Across all of baseball, attendance is up 2,488 per game. I suspect the new rules may have played a part, with the game now more appealing as entertainment, like a movie which has gone through tighter editing. The average contest this year runs about 25 minutes less than in 2022, with no reduction in actual content. It’s simply more entertaining to watch. The D-backs have gone up by more than that though. They are up 4,605 over the same point last season, which is the biggest increase in the NL West - yes, even more than the Padres, with all their spending. [The Giants and Rockies are both among the six teams to have seen attendance decline in 2023]

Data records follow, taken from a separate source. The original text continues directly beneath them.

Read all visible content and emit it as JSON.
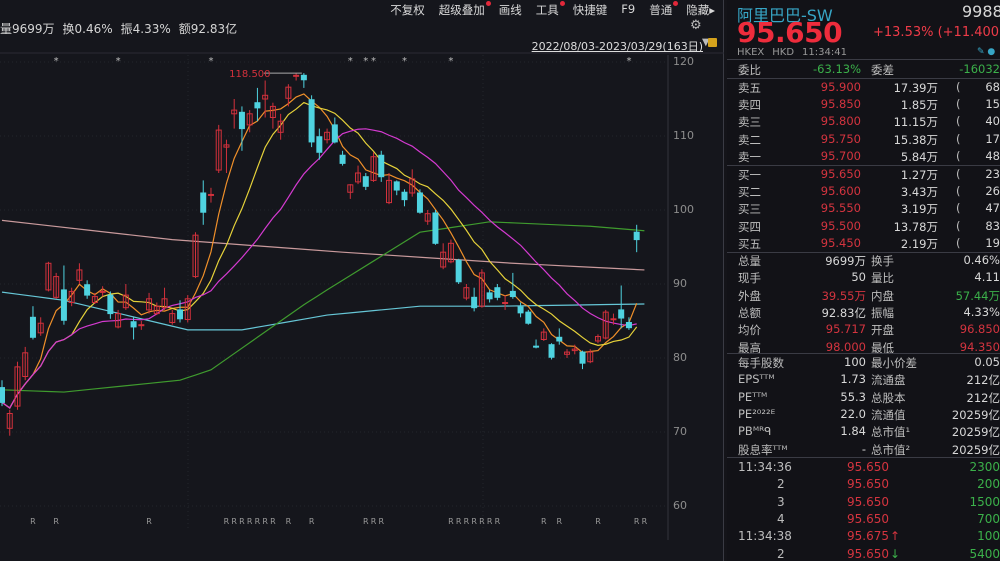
{
  "toolbar": {
    "items": [
      {
        "label": "不复权",
        "dot": false
      },
      {
        "label": "超级叠加",
        "dot": true
      },
      {
        "label": "画线",
        "dot": false
      },
      {
        "label": "工具",
        "dot": true
      },
      {
        "label": "快捷键",
        "dot": false
      },
      {
        "label": "F9",
        "dot": false
      },
      {
        "label": "普通",
        "dot": true
      },
      {
        "label": "隐藏▸",
        "dot": false
      }
    ]
  },
  "infoline": [
    "量9699万",
    "换0.46%",
    "振4.33%",
    "额92.83亿"
  ],
  "date_range": "2022/08/03-2023/03/29(163日)",
  "chart_data": {
    "type": "candlestick",
    "ylim": [
      57,
      121
    ],
    "yticks": [
      120,
      110,
      100,
      90,
      80,
      70,
      60
    ],
    "high_label": "118.500",
    "high_index": 39,
    "candles": [
      [
        76,
        77,
        73.5,
        74
      ],
      [
        70.5,
        73,
        69.5,
        72.5
      ],
      [
        73.5,
        79.5,
        73,
        78.8
      ],
      [
        77.5,
        81.5,
        77,
        80.7
      ],
      [
        85.5,
        87,
        82.5,
        82.8
      ],
      [
        83.4,
        85.5,
        83,
        84.7
      ],
      [
        89.2,
        93,
        89,
        92.8
      ],
      [
        88.2,
        91.5,
        88,
        91
      ],
      [
        89.2,
        92.5,
        84.5,
        85.1
      ],
      [
        87.5,
        89.5,
        87,
        89
      ],
      [
        90.5,
        92.8,
        90,
        91.9
      ],
      [
        89.9,
        90.5,
        88,
        88.5
      ],
      [
        87.5,
        88.8,
        87.3,
        88.3
      ],
      [
        89,
        89.7,
        88.3,
        89
      ],
      [
        88.5,
        89,
        85.3,
        86
      ],
      [
        84.2,
        86.5,
        84,
        86
      ],
      [
        86.8,
        90,
        86.5,
        88.5
      ],
      [
        84.9,
        85.5,
        82.5,
        84.2
      ],
      [
        84.5,
        85,
        83.8,
        84.5
      ],
      [
        86.5,
        88.8,
        86,
        88
      ],
      [
        86,
        87.5,
        85.8,
        87
      ],
      [
        86.8,
        89.5,
        86.5,
        88
      ],
      [
        84.8,
        86.5,
        84.5,
        86
      ],
      [
        86.5,
        87.8,
        84.8,
        85.3
      ],
      [
        85.2,
        88.5,
        84.8,
        88
      ],
      [
        91,
        97,
        90.8,
        96.6
      ],
      [
        102.3,
        104,
        98,
        99.7
      ],
      [
        102,
        103,
        101,
        102.1
      ],
      [
        105.4,
        111.5,
        105,
        110.8
      ],
      [
        108.5,
        109.5,
        105,
        108.8
      ],
      [
        113,
        115,
        111,
        113.5
      ],
      [
        113.2,
        114,
        108,
        111
      ],
      [
        111.5,
        113.5,
        110.5,
        113
      ],
      [
        114.5,
        116.5,
        112,
        113.8
      ],
      [
        115,
        117.5,
        112.5,
        115.5
      ],
      [
        112.5,
        114.5,
        111,
        114
      ],
      [
        110.5,
        113,
        109.5,
        112
      ],
      [
        115.1,
        117,
        114,
        116.6
      ],
      [
        118.2,
        118.5,
        117.5,
        118.2
      ],
      [
        118.2,
        118.5,
        116.5,
        117.6
      ],
      [
        114.9,
        115.5,
        108.5,
        109.2
      ],
      [
        109.9,
        111,
        106.8,
        107.8
      ],
      [
        109.5,
        111,
        109,
        110.5
      ],
      [
        111.5,
        112.5,
        109,
        109.2
      ],
      [
        107.4,
        108,
        106,
        106.3
      ],
      [
        102.4,
        103.5,
        101.5,
        103.4
      ],
      [
        103.8,
        106,
        103.5,
        105
      ],
      [
        104.5,
        105,
        102.7,
        103.2
      ],
      [
        104,
        107.8,
        103.8,
        107.2
      ],
      [
        107.4,
        108,
        103.8,
        104.5
      ],
      [
        101,
        105,
        100.8,
        104
      ],
      [
        103.8,
        104,
        102,
        102.7
      ],
      [
        102.4,
        102.8,
        100.5,
        101.4
      ],
      [
        102.3,
        105.5,
        101.8,
        104.2
      ],
      [
        102.3,
        102.8,
        99.5,
        99.7
      ],
      [
        98.5,
        100,
        98,
        99.5
      ],
      [
        99.6,
        100,
        95.3,
        95.5
      ],
      [
        92.3,
        95.5,
        92,
        94.3
      ],
      [
        93,
        96,
        92.8,
        95.5
      ],
      [
        93.2,
        93.4,
        90,
        90.3
      ],
      [
        88.1,
        90,
        87.8,
        89.5
      ],
      [
        88.2,
        89.5,
        86.3,
        86.8
      ],
      [
        87,
        92,
        86.8,
        91.5
      ],
      [
        88.8,
        89.2,
        87.5,
        88
      ],
      [
        89.5,
        90,
        87.8,
        88.2
      ],
      [
        87.5,
        88.5,
        86.5,
        87.5
      ],
      [
        89,
        91.5,
        88,
        88.3
      ],
      [
        86.9,
        87.5,
        85.5,
        86.1
      ],
      [
        86.2,
        86.5,
        84.5,
        84.7
      ],
      [
        81.6,
        82.5,
        81.3,
        81.5
      ],
      [
        82.5,
        84,
        82.3,
        83.5
      ],
      [
        81.8,
        82,
        79.8,
        80.1
      ],
      [
        82.8,
        84,
        81.8,
        82.3
      ],
      [
        80.5,
        81.2,
        80,
        80.8
      ],
      [
        81,
        81.8,
        80.5,
        81.2
      ],
      [
        80.8,
        81,
        78.5,
        79.3
      ],
      [
        79.5,
        81.2,
        79.3,
        80.8
      ],
      [
        82.3,
        83.2,
        82,
        82.9
      ],
      [
        82.7,
        86.5,
        82.5,
        86.2
      ],
      [
        85.2,
        86,
        84.5,
        85.3
      ],
      [
        86.5,
        89.8,
        84,
        85.4
      ],
      [
        84.8,
        85.5,
        83.8,
        84.1
      ],
      [
        97,
        98,
        94.3,
        96
      ]
    ],
    "long_ma": [
      {
        "name": "ma-pink",
        "color": "#c99a9c",
        "points": [
          [
            0,
            98.6
          ],
          [
            22,
            96
          ],
          [
            44,
            94.3
          ],
          [
            66,
            92.8
          ],
          [
            83,
            91.9
          ]
        ]
      },
      {
        "name": "ma-lightblue",
        "color": "#66c6d6",
        "points": [
          [
            0,
            88.9
          ],
          [
            8,
            87.8
          ],
          [
            24,
            83.8
          ],
          [
            31,
            83.8
          ],
          [
            42,
            85.8
          ],
          [
            54,
            87
          ],
          [
            64,
            87
          ],
          [
            83,
            87.3
          ]
        ]
      },
      {
        "name": "ma-green",
        "color": "#3f9b2e",
        "points": [
          [
            0,
            75.7
          ],
          [
            8,
            75.4
          ],
          [
            23,
            77
          ],
          [
            27,
            78.4
          ],
          [
            39,
            87.2
          ],
          [
            42,
            89.2
          ],
          [
            54,
            97
          ],
          [
            63,
            98.4
          ],
          [
            76,
            97.8
          ],
          [
            83,
            97.2
          ]
        ]
      }
    ],
    "short_ma": [
      {
        "name": "ma5",
        "period": 5,
        "color": "#f0902a"
      },
      {
        "name": "ma10",
        "period": 10,
        "color": "#e6d23a"
      },
      {
        "name": "ma20",
        "period": 20,
        "color": "#d43ad0"
      }
    ],
    "star_indices": [
      7,
      15,
      27,
      45,
      47,
      48,
      52,
      58,
      81
    ],
    "r_indices": [
      4,
      7,
      19,
      29,
      30,
      31,
      32,
      33,
      34,
      35,
      37,
      40,
      47,
      48,
      49,
      58,
      59,
      60,
      61,
      62,
      63,
      64,
      70,
      72,
      77,
      82,
      83
    ],
    "up_color": "#d3313c",
    "down_color": "#4fd3e0"
  },
  "quote": {
    "name": "阿里巴巴-SW",
    "code": "9988",
    "price": "95.650",
    "change": "+13.53% (+11.400",
    "exchange": "HKEX",
    "currency": "HKD",
    "time": "11:34:41"
  },
  "weibi": {
    "label": "委比",
    "value": "-63.13%",
    "label2": "委差",
    "value2": "-16032"
  },
  "asks": [
    {
      "label": "卖五",
      "price": "95.900",
      "vol": "17.39万",
      "count": "68"
    },
    {
      "label": "卖四",
      "price": "95.850",
      "vol": "1.85万",
      "count": "15"
    },
    {
      "label": "卖三",
      "price": "95.800",
      "vol": "11.15万",
      "count": "40"
    },
    {
      "label": "卖二",
      "price": "95.750",
      "vol": "15.38万",
      "count": "17"
    },
    {
      "label": "卖一",
      "price": "95.700",
      "vol": "5.84万",
      "count": "48"
    }
  ],
  "bids": [
    {
      "label": "买一",
      "price": "95.650",
      "vol": "1.27万",
      "count": "23"
    },
    {
      "label": "买二",
      "price": "95.600",
      "vol": "3.43万",
      "count": "26"
    },
    {
      "label": "买三",
      "price": "95.550",
      "vol": "3.19万",
      "count": "47"
    },
    {
      "label": "买四",
      "price": "95.500",
      "vol": "13.78万",
      "count": "83"
    },
    {
      "label": "买五",
      "price": "95.450",
      "vol": "2.19万",
      "count": "19"
    }
  ],
  "stats": [
    {
      "l1": "总量",
      "v1": "9699万",
      "c1": "white",
      "l2": "换手",
      "v2": "0.46%",
      "c2": "white"
    },
    {
      "l1": "现手",
      "v1": "50",
      "c1": "white",
      "l2": "量比",
      "v2": "4.11",
      "c2": "white"
    },
    {
      "l1": "外盘",
      "v1": "39.55万",
      "c1": "red",
      "l2": "内盘",
      "v2": "57.44万",
      "c2": "green"
    },
    {
      "l1": "总额",
      "v1": "92.83亿",
      "c1": "white",
      "l2": "振幅",
      "v2": "4.33%",
      "c2": "white"
    },
    {
      "l1": "均价",
      "v1": "95.717",
      "c1": "red",
      "l2": "开盘",
      "v2": "96.850",
      "c2": "red"
    },
    {
      "l1": "最高",
      "v1": "98.000",
      "c1": "red",
      "l2": "最低",
      "v2": "94.350",
      "c2": "red"
    }
  ],
  "fundamentals": [
    {
      "l1": "每手股数",
      "v1": "100",
      "l2": "最小价差",
      "v2": "0.05"
    },
    {
      "l1": "EPSᵀᵀᴹ",
      "v1": "1.73",
      "l2": "流通盘",
      "v2": "212亿"
    },
    {
      "l1": "PEᵀᵀᴹ",
      "v1": "55.3",
      "l2": "总股本",
      "v2": "212亿"
    },
    {
      "l1": "PE²⁰²²ᴱ",
      "v1": "22.0",
      "l2": "流通值",
      "v2": "20259亿"
    },
    {
      "l1": "PBᴹᴿᑫ",
      "v1": "1.84",
      "l2": "总市值¹",
      "v2": "20259亿"
    },
    {
      "l1": "股息率ᵀᵀᴹ",
      "v1": "-",
      "l2": "总市值²",
      "v2": "20259亿"
    }
  ],
  "ticks": [
    {
      "time": "11:34:36",
      "price": "95.650",
      "vol": "2300",
      "arrow": ""
    },
    {
      "time": "2",
      "price": "95.650",
      "vol": "200",
      "arrow": ""
    },
    {
      "time": "3",
      "price": "95.650",
      "vol": "1500",
      "arrow": ""
    },
    {
      "time": "4",
      "price": "95.650",
      "vol": "700",
      "arrow": ""
    },
    {
      "time": "11:34:38",
      "price": "95.675",
      "vol": "100",
      "arrow": "up"
    },
    {
      "time": "2",
      "price": "95.650",
      "vol": "5400",
      "arrow": "down"
    }
  ]
}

It seems safe to presume that a significant part of the improvement is simply because the D-backs haven’t sucked, and are playing significant baseball into September, for the first time since before the pandemic, as we discussed yesterday. Attendance in Arizona has always been very strongly correlated (albeit slightly lagging behind) the team’s performance. I’d be the first to admit, Arizona has a high percentage of fair-weather fans, who are likely to be drawn in by success. The fact that the Cardinals and Coyotes suck, while the Suns also managed to disappoint this year, probably leaves some unspent leisure dollars there for the taking among Valley sports fans.